* [Work required]
Gather, from the listing beneath this task, every line holding the string "JSON".

* [Dataset]

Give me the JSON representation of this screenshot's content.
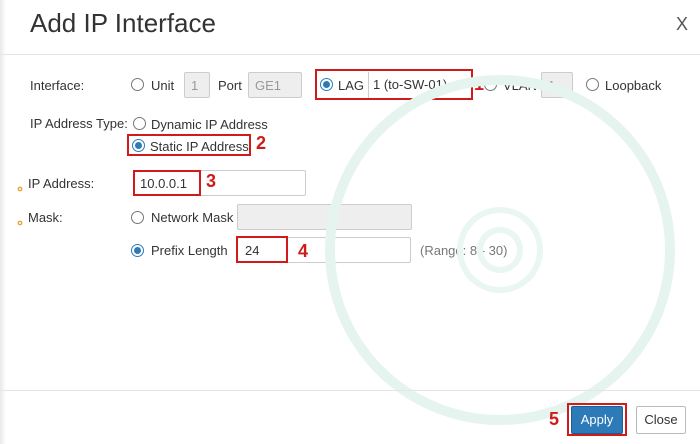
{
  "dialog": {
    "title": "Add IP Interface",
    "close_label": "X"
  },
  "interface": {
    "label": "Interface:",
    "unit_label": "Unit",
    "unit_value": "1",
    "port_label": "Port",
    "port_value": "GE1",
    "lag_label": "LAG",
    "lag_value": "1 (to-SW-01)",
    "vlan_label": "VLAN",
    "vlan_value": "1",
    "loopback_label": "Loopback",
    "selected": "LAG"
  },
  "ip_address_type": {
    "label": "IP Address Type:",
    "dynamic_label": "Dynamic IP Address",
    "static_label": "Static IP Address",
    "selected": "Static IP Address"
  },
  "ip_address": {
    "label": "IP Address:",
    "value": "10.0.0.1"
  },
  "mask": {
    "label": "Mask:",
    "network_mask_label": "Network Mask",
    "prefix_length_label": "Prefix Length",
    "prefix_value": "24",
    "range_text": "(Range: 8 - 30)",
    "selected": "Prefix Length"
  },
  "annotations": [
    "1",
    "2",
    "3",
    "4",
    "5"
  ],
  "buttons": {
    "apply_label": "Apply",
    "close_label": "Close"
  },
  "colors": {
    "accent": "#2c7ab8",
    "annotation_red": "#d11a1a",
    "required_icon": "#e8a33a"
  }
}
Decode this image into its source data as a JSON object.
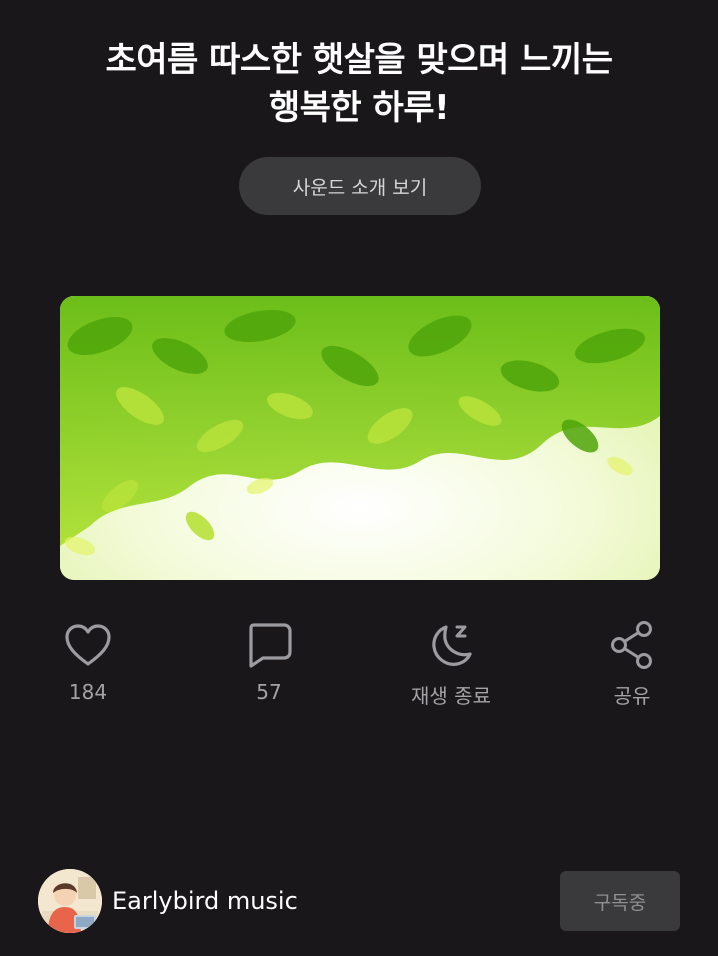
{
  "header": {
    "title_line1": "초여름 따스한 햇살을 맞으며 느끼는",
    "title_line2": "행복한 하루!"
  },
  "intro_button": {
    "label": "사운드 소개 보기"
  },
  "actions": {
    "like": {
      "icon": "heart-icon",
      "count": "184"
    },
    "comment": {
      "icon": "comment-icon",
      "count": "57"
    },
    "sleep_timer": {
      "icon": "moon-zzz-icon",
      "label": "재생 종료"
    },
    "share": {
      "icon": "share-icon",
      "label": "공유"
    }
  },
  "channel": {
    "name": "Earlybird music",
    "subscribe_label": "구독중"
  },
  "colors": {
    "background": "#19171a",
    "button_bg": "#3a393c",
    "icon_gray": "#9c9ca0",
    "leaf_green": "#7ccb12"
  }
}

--

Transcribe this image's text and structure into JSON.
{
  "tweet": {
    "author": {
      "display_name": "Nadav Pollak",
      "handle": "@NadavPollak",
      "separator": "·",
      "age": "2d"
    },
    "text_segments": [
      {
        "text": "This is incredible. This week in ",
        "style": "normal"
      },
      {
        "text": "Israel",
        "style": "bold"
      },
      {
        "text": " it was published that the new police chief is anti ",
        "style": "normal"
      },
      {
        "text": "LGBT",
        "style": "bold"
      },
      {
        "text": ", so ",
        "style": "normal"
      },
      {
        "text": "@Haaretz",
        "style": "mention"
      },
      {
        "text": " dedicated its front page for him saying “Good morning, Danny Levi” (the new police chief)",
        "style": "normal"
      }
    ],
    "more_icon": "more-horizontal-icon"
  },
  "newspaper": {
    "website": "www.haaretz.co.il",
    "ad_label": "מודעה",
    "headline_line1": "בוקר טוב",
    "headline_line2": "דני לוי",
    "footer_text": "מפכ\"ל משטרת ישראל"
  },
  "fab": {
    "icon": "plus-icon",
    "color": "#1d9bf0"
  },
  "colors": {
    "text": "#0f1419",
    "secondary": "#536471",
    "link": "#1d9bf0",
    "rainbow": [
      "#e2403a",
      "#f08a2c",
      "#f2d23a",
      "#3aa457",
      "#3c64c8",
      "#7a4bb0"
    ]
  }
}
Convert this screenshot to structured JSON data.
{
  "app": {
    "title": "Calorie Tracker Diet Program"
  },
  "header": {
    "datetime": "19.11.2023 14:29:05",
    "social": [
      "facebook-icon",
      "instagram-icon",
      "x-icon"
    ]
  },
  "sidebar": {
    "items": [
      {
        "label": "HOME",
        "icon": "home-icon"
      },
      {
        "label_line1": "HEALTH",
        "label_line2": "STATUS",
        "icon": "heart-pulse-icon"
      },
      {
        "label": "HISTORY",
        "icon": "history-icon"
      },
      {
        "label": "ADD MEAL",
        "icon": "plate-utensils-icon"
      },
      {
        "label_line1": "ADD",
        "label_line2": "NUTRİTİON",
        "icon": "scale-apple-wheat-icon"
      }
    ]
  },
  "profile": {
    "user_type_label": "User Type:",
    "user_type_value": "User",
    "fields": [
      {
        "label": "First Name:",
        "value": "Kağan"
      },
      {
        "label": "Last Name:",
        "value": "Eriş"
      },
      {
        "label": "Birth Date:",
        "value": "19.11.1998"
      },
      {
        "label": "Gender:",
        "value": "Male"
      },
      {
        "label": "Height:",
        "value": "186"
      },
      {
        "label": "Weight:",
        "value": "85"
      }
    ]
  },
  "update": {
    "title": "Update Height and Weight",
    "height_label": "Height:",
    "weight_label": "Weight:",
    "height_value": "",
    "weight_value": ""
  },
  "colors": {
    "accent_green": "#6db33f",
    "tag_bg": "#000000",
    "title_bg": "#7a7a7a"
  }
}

* [Expected answer]
Give me the JSON representation of this screenshot's content.
Decode this image into its source data as a JSON object.
Transcribe this image's text and structure into JSON.
Convert this screenshot to structured JSON data.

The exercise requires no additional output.